Under paragraph 4(a)(ii) of the Policy, a complainant is required to prove that a respondent has no rights or legitimate interests in the disputed domain name.
In the present case, the Complainant makes a prima facie showing that the Respondent has no rights or legitimate interests in the disputed domain name in order to place the burden of production on the Respondent, such as decided in Media West - GRS, Inc., Media West - MNC, Inc., Ganett Pacific Corporation, Gannett Co., Inc., Ganett River States Publishing Corp., Guam Publications and Incorporated v. Moniker Privacy Services / Forum LLC / Registrant(187640) firstname.lastname@example.org, WIPO Case No. D2006-0478.
The Respondent, in its email of March 23, 2019, did not submit any response on the substance and did not show any proof of rights or legitimate interests in the disputed domain name. As contended by the Complainant, the Respondent was not authorized, licensed or otherwise allowed to make use of its protected trademark. Also, there is no evidence that the Respondent is commonly known by the disputed domain name, and as explained below, the Respondent is not engaged in any bona fide activity with the disputed domain name.
Therefore the Panel finds that the Complainant has satisfied the requirement of paragraph 4(a)(ii) of the Policy.
C. Registered and Used in Bad Faith
Under paragraph 4(a)(iii) of the Policy, the Complainant has to establish that the disputed domain name has been registered and is being used in bad faith by the Respondent.
Whether a disputed domain name has been registered and is being used in bad faith for the purposes of the Policy may usually be determined by evaluating the criteria set forth in paragraph 4(b) of the Policy.
Panels view the provision of false contact information underlying a privacy or proxy service as an indication of bad faith. In this case, the Respondent used a privacy service and gave false information regarding its disclosed address. Due to the fact, the street provided by the Respondent in the WhoIs record does not exist in Birmingham, the Respondent’s address is most likely to be false. The Respondent does not refute this inference. Therefore bad faith is indicated.
Many Panels have also held that the use of a domain name for purposes other than to host a website may constitute bad faith. Such purposes include sending email, phishing, identity theft, or malware distribution. WIPO Overview 3.0, section 3.4. This Panel agrees with this view.
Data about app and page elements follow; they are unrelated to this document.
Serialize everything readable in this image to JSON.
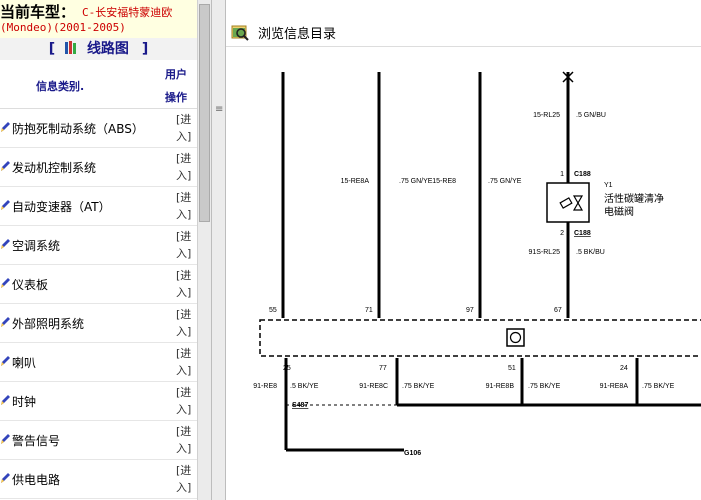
{
  "vehicle": {
    "label": "当前车型：",
    "model": "C-长安福特蒙迪欧",
    "years": "(Mondeo)(2001-2005)"
  },
  "sidebar": {
    "title_left": "[",
    "title": "线路图",
    "title_right": "]",
    "col_info": "信息类别.",
    "col_user": "用户",
    "col_op": "操作",
    "enter_label": "[进入]",
    "items": [
      {
        "label": "防抱死制动系统（ABS）"
      },
      {
        "label": "发动机控制系统"
      },
      {
        "label": "自动变速器（AT）"
      },
      {
        "label": "空调系统"
      },
      {
        "label": "仪表板"
      },
      {
        "label": "外部照明系统"
      },
      {
        "label": "喇叭"
      },
      {
        "label": "时钟"
      },
      {
        "label": "警告信号"
      },
      {
        "label": "供电电路"
      }
    ]
  },
  "browse": {
    "title": "浏览信息目录"
  },
  "diagram": {
    "wire_top_left": {
      "circuit": "15-RE8A",
      "color": ".75 GN/YE"
    },
    "wire_top_mid": {
      "circuit": "15-RE8",
      "color": ".75 GN/YE"
    },
    "wire_top_right": {
      "circuit": "15-RL25",
      "color": ".5 GN/BU"
    },
    "connector_top": "C188",
    "connector_bottom": "C188",
    "pin_top": "1",
    "pin_bottom": "2",
    "component_id": "Y1",
    "component_name_line1": "活性碳罐清净",
    "component_name_line2": "电磁阀",
    "wire_below_valve": {
      "circuit": "91S-RL25",
      "color": ".5 BK/BU"
    },
    "pins_top": [
      "55",
      "71",
      "97",
      "67"
    ],
    "pins_bottom": [
      "25",
      "77",
      "51",
      "24"
    ],
    "bottom_wires": [
      {
        "circuit": "91-RE8",
        "color": ".5 BK/YE"
      },
      {
        "circuit": "91-RE8C",
        "color": ".75 BK/YE"
      },
      {
        "circuit": "91-RE8B",
        "color": ".75 BK/YE"
      },
      {
        "circuit": "91-RE8A",
        "color": ".75 BK/YE"
      }
    ],
    "splice": "S487",
    "ground": "G106"
  }
}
The way on which the disputed domain name was used in the present case, namely by creating an email address pretending to originate from ALSTOM, which was used to contact an uninvolved third party with a fictional employment notice supposedly on behalf of the company ALSTOM asking the addressee to open a document and sign it, establishes bad faith on the side of the Respondent. UDRP panels have found that this constitute bad faith for purposes of paragraph 4(b)(iv) of the Policy, as decided in Kettle & Barebells Functional Foods AB v. Alexander Bell, WIPO Case No. D2018-2885.
The Panel also accepts the Complainant’s evidence, which the Respondent has not disputed, that the Respondent has used the disputed domain name for the purpose of sending what appears to be a fraudulent email containing a non-existing provisional offer of employment. In view of the foregoing, it is to be assumed that the disputed domain name was used for a fraudulent purpose. This is also supported by the fact that the Complainant presents evidence for the register of the domain name <robertwalterrs.com> by the Respondent under the same false Birmingham address. In conclusion, the Respondent registered at least two domain names incorporating third parties trademarks, and attempted to hide its identity both time. Beyond that, one of the third parties, Robert Walters, is a specialist professional recruitment consultancy, which supports the assumption of fraud using fictional employment notices. On the basis of the criteria set out above, such use of the disputed domain name constitutes use in bad faith. The Panel therefore concludes that the disputed domain name has been registered and is being used in bad faith.
For the foregoing reasons, in accordance with paragraphs 4(i) of the Policy and 15 of the Rules, the Panel orders that the disputed domain name, <aalstomco.com> be transferred to the Complainant.
Date: April 23, 2019